= What needs to be done =
Write out every record in full, exactly as written, please.

= Excerpted records =
*** Block opens ***
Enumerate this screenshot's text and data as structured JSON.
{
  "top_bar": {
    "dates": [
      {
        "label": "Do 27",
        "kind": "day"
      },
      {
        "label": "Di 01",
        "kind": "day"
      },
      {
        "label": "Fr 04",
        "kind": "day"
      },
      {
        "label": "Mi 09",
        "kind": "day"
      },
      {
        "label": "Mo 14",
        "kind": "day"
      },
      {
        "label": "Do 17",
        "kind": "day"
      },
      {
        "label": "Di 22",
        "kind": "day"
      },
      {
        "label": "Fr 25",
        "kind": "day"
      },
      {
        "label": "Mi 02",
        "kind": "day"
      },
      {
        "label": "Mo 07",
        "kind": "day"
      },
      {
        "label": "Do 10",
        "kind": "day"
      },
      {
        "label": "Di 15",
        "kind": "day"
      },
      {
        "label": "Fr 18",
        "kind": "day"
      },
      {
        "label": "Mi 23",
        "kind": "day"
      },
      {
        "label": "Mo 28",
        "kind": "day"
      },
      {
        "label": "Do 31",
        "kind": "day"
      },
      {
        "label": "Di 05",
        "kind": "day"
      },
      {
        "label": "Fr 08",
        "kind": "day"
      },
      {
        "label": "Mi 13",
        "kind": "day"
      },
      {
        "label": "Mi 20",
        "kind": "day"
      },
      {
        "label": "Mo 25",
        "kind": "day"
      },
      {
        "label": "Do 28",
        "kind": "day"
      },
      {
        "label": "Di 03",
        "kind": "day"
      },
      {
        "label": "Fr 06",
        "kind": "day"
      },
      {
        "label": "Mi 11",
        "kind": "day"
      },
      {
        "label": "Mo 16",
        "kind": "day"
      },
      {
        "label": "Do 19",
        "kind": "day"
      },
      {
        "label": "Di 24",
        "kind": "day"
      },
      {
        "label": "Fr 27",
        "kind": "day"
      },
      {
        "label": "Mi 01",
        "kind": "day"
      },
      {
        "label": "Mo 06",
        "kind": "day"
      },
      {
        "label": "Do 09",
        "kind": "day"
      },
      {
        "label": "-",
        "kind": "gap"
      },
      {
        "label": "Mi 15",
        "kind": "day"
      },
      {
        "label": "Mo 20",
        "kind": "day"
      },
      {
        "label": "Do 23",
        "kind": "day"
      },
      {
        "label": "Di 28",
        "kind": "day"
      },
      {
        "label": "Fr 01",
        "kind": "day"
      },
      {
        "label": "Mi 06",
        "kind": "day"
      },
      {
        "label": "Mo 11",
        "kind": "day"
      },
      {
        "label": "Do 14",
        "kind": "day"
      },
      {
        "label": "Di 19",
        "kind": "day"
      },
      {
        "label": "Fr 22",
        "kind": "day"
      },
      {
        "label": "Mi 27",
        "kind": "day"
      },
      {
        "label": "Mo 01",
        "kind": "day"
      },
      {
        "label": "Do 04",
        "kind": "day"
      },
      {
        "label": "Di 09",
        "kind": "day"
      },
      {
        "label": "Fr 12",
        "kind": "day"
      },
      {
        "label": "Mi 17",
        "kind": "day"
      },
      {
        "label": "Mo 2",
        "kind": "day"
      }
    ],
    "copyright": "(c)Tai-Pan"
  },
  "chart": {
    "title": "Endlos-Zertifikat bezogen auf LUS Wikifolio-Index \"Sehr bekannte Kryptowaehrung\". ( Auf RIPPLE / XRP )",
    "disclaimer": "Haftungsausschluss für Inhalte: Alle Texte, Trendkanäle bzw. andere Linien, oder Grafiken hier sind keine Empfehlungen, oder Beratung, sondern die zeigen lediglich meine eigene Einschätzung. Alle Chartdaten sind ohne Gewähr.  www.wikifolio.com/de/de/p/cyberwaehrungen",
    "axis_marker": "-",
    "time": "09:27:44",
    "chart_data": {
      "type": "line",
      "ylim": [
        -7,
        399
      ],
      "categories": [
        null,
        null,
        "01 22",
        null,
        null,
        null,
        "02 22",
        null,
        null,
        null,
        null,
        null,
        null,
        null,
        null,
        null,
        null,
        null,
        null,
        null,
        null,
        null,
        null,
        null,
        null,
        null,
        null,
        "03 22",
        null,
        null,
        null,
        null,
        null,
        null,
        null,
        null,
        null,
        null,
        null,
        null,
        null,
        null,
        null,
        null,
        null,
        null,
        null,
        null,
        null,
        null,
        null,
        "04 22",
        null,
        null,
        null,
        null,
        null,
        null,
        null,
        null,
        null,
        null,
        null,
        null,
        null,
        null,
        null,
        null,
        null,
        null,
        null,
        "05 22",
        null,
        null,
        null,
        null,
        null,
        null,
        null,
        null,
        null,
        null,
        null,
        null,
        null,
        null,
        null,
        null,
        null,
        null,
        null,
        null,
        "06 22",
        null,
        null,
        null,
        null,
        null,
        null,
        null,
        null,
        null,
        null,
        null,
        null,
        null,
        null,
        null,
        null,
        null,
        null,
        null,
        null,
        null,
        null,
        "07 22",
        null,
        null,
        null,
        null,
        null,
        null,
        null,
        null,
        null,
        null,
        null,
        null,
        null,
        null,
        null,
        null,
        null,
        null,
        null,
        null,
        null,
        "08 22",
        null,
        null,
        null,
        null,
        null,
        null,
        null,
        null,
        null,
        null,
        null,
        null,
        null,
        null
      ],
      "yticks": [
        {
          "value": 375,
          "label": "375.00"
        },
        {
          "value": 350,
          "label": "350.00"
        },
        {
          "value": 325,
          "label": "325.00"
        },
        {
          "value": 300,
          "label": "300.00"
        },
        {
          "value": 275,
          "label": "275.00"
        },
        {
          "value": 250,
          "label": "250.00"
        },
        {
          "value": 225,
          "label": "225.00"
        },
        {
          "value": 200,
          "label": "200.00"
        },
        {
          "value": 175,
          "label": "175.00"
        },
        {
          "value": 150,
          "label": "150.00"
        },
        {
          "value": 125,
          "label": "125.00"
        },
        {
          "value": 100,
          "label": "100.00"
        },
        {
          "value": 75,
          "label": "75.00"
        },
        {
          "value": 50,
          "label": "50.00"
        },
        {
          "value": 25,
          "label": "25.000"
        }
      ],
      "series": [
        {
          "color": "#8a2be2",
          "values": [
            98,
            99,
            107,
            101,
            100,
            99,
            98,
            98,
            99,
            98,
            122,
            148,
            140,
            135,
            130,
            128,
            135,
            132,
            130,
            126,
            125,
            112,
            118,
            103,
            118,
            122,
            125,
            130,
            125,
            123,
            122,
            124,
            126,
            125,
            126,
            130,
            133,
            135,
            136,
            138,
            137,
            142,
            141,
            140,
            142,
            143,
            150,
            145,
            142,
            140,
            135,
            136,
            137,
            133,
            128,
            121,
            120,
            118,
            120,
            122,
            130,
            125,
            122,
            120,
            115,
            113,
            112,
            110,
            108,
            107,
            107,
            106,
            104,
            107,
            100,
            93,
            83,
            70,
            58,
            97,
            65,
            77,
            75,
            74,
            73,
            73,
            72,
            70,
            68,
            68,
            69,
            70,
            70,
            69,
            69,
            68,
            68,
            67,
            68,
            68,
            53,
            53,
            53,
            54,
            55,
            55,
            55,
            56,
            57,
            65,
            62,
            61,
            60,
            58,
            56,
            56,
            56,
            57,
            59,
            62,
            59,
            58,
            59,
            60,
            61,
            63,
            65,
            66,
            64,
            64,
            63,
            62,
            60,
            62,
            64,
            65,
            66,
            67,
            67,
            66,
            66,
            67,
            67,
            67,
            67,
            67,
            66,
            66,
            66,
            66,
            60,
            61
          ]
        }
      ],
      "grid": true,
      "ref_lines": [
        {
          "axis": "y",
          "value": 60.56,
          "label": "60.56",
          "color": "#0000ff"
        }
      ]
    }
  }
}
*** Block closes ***
= Task result =
Enumerate this screenshot's text and data as structured JSON.
{
  "top_bar": {
    "dates": [
      {
        "label": "Do 27",
        "kind": "day"
      },
      {
        "label": "Di 01",
        "kind": "day"
      },
      {
        "label": "Fr 04",
        "kind": "day"
      },
      {
        "label": "Mi 09",
        "kind": "day"
      },
      {
        "label": "Mo 14",
        "kind": "day"
      },
      {
        "label": "Do 17",
        "kind": "day"
      },
      {
        "label": "Di 22",
        "kind": "day"
      },
      {
        "label": "Fr 25",
        "kind": "day"
      },
      {
        "label": "Mi 02",
        "kind": "day"
      },
      {
        "label": "Mo 07",
        "kind": "day"
      },
      {
        "label": "Do 10",
        "kind": "day"
      },
      {
        "label": "Di 15",
        "kind": "day"
      },
      {
        "label": "Fr 18",
        "kind": "day"
      },
      {
        "label": "Mi 23",
        "kind": "day"
      },
      {
        "label": "Mo 28",
        "kind": "day"
      },
      {
        "label": "Do 31",
        "kind": "day"
      },
      {
        "label": "Di 05",
        "kind": "day"
      },
      {
        "label": "Fr 08",
        "kind": "day"
      },
      {
        "label": "Mi 13",
        "kind": "day"
      },
      {
        "label": "Mi 20",
        "kind": "day"
      },
      {
        "label": "Mo 25",
        "kind": "day"
      },
      {
        "label": "Do 28",
        "kind": "day"
      },
      {
        "label": "Di 03",
        "kind": "day"
      },
      {
        "label": "Fr 06",
        "kind": "day"
      },
      {
        "label": "Mi 11",
        "kind": "day"
      },
      {
        "label": "Mo 16",
        "kind": "day"
      },
      {
        "label": "Do 19",
        "kind": "day"
      },
      {
        "label": "Di 24",
        "kind": "day"
      },
      {
        "label": "Fr 27",
        "kind": "day"
      },
      {
        "label": "Mi 01",
        "kind": "day"
      },
      {
        "label": "Mo 06",
        "kind": "day"
      },
      {
        "label": "Do 09",
        "kind": "day"
      },
      {
        "label": "-",
        "kind": "gap"
      },
      {
        "label": "Mi 15",
        "kind": "day"
      },
      {
        "label": "Mo 20",
        "kind": "day"
      },
      {
        "label": "Do 23",
        "kind": "day"
      },
      {
        "label": "Di 28",
        "kind": "day"
      },
      {
        "label": "Fr 01",
        "kind": "day"
      },
      {
        "label": "Mi 06",
        "kind": "day"
      },
      {
        "label": "Mo 11",
        "kind": "day"
      },
      {
        "label": "Do 14",
        "kind": "day"
      },
      {
        "label": "Di 19",
        "kind": "day"
      },
      {
        "label": "Fr 22",
        "kind": "day"
      },
      {
        "label": "Mi 27",
        "kind": "day"
      },
      {
        "label": "Mo 01",
        "kind": "day"
      },
      {
        "label": "Do 04",
        "kind": "day"
      },
      {
        "label": "Di 09",
        "kind": "day"
      },
      {
        "label": "Fr 12",
        "kind": "day"
      },
      {
        "label": "Mi 17",
        "kind": "day"
      },
      {
        "label": "Mo 2",
        "kind": "day"
      }
    ],
    "copyright": "(c)Tai-Pan"
  },
  "chart": {
    "title": "Endlos-Zertifikat bezogen auf LUS Wikifolio-Index \"Sehr bekannte Kryptowaehrung\". ( Auf RIPPLE / XRP )",
    "disclaimer": "Haftungsausschluss für Inhalte: Alle Texte, Trendkanäle bzw. andere Linien, oder Grafiken hier sind keine Empfehlungen, oder Beratung, sondern die zeigen lediglich meine eigene Einschätzung. Alle Chartdaten sind ohne Gewähr.  www.wikifolio.com/de/de/p/cyberwaehrungen",
    "axis_marker": "-",
    "time": "09:27:44",
    "chart_data": {
      "type": "line",
      "ylim": [
        -7,
        399
      ],
      "categories": [
        null,
        null,
        "01 22",
        null,
        null,
        null,
        "02 22",
        null,
        null,
        null,
        null,
        null,
        null,
        null,
        null,
        null,
        null,
        null,
        null,
        null,
        null,
        null,
        null,
        null,
        null,
        null,
        null,
        "03 22",
        null,
        null,
        null,
        null,
        null,
        null,
        null,
        null,
        null,
        null,
        null,
        null,
        null,
        null,
        null,
        null,
        null,
        null,
        null,
        null,
        null,
        null,
        null,
        "04 22",
        null,
        null,
        null,
        null,
        null,
        null,
        null,
        null,
        null,
        null,
        null,
        null,
        null,
        null,
        null,
        null,
        null,
        null,
        null,
        "05 22",
        null,
        null,
        null,
        null,
        null,
        null,
        null,
        null,
        null,
        null,
        null,
        null,
        null,
        null,
        null,
        null,
        null,
        null,
        null,
        null,
        "06 22",
        null,
        null,
        null,
        null,
        null,
        null,
        null,
        null,
        null,
        null,
        null,
        null,
        null,
        null,
        null,
        null,
        null,
        null,
        null,
        null,
        null,
        null,
        "07 22",
        null,
        null,
        null,
        null,
        null,
        null,
        null,
        null,
        null,
        null,
        null,
        null,
        null,
        null,
        null,
        null,
        null,
        null,
        null,
        null,
        null,
        "08 22",
        null,
        null,
        null,
        null,
        null,
        null,
        null,
        null,
        null,
        null,
        null,
        null,
        null,
        null
      ],
      "yticks": [
        {
          "value": 375,
          "label": "375.00"
        },
        {
          "value": 350,
          "label": "350.00"
        },
        {
          "value": 325,
          "label": "325.00"
        },
        {
          "value": 300,
          "label": "300.00"
        },
        {
          "value": 275,
          "label": "275.00"
        },
        {
          "value": 250,
          "label": "250.00"
        },
        {
          "value": 225,
          "label": "225.00"
        },
        {
          "value": 200,
          "label": "200.00"
        },
        {
          "value": 175,
          "label": "175.00"
        },
        {
          "value": 150,
          "label": "150.00"
        },
        {
          "value": 125,
          "label": "125.00"
        },
        {
          "value": 100,
          "label": "100.00"
        },
        {
          "value": 75,
          "label": "75.00"
        },
        {
          "value": 50,
          "label": "50.00"
        },
        {
          "value": 25,
          "label": "25.000"
        }
      ],
      "series": [
        {
          "color": "#8a2be2",
          "values": [
            98,
            99,
            107,
            101,
            100,
            99,
            98,
            98,
            99,
            98,
            122,
            148,
            140,
            135,
            130,
            128,
            135,
            132,
            130,
            126,
            125,
            112,
            118,
            103,
            118,
            122,
            125,
            130,
            125,
            123,
            122,
            124,
            126,
            125,
            126,
            130,
            133,
            135,
            136,
            138,
            137,
            142,
            141,
            140,
            142,
            143,
            150,
            145,
            142,
            140,
            135,
            136,
            137,
            133,
            128,
            121,
            120,
            118,
            120,
            122,
            130,
            125,
            122,
            120,
            115,
            113,
            112,
            110,
            108,
            107,
            107,
            106,
            104,
            107,
            100,
            93,
            83,
            70,
            58,
            97,
            65,
            77,
            75,
            74,
            73,
            73,
            72,
            70,
            68,
            68,
            69,
            70,
            70,
            69,
            69,
            68,
            68,
            67,
            68,
            68,
            53,
            53,
            53,
            54,
            55,
            55,
            55,
            56,
            57,
            65,
            62,
            61,
            60,
            58,
            56,
            56,
            56,
            57,
            59,
            62,
            59,
            58,
            59,
            60,
            61,
            63,
            65,
            66,
            64,
            64,
            63,
            62,
            60,
            62,
            64,
            65,
            66,
            67,
            67,
            66,
            66,
            67,
            67,
            67,
            67,
            67,
            66,
            66,
            66,
            66,
            60,
            61
          ]
        }
      ],
      "grid": true,
      "ref_lines": [
        {
          "axis": "y",
          "value": 60.56,
          "label": "60.56",
          "color": "#0000ff"
        }
      ]
    }
  }
}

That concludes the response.